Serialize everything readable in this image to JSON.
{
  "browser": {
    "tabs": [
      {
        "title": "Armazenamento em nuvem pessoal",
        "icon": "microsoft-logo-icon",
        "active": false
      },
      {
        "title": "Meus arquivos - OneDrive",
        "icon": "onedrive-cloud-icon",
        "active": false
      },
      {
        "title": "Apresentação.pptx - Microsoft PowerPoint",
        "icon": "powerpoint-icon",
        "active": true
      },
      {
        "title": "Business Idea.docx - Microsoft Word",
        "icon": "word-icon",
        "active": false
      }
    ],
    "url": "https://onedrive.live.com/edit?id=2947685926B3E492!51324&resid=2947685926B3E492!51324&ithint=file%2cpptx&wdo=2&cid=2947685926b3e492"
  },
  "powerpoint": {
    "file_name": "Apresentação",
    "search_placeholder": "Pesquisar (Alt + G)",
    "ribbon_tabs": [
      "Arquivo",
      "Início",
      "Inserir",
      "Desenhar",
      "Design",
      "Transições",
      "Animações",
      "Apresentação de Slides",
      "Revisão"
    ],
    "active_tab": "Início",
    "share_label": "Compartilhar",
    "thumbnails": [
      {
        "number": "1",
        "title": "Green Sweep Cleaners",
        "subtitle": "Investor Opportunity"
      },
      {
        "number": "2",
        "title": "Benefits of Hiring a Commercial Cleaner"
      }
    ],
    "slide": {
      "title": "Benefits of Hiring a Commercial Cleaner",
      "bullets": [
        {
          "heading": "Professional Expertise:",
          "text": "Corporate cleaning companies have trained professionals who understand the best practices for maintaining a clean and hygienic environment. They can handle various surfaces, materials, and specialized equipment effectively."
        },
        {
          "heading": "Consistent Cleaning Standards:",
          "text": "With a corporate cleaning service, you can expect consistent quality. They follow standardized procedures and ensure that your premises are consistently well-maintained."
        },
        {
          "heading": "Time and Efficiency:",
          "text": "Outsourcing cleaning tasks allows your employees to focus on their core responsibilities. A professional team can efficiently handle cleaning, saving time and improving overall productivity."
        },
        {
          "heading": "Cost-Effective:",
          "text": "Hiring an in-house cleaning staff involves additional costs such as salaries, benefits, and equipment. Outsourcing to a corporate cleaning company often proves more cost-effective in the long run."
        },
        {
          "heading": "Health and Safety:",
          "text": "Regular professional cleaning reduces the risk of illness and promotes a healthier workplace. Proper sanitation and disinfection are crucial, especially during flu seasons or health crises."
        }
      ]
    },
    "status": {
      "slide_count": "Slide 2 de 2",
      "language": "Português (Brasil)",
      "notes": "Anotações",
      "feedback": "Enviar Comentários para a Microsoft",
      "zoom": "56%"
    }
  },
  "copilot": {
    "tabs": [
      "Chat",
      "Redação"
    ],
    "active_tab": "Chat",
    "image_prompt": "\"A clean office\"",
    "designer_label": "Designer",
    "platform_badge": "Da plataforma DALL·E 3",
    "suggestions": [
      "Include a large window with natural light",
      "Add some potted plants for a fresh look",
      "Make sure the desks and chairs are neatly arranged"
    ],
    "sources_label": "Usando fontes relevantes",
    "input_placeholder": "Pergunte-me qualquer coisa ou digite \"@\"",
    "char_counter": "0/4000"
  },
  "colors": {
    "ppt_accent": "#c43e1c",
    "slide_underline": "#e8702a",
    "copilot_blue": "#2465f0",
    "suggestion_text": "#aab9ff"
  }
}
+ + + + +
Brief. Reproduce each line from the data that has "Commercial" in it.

Written answer.
        "title": "Benefits of Hiring a Commercial Cleaner"
      "title": "Benefits of Hiring a Commercial Cleaner",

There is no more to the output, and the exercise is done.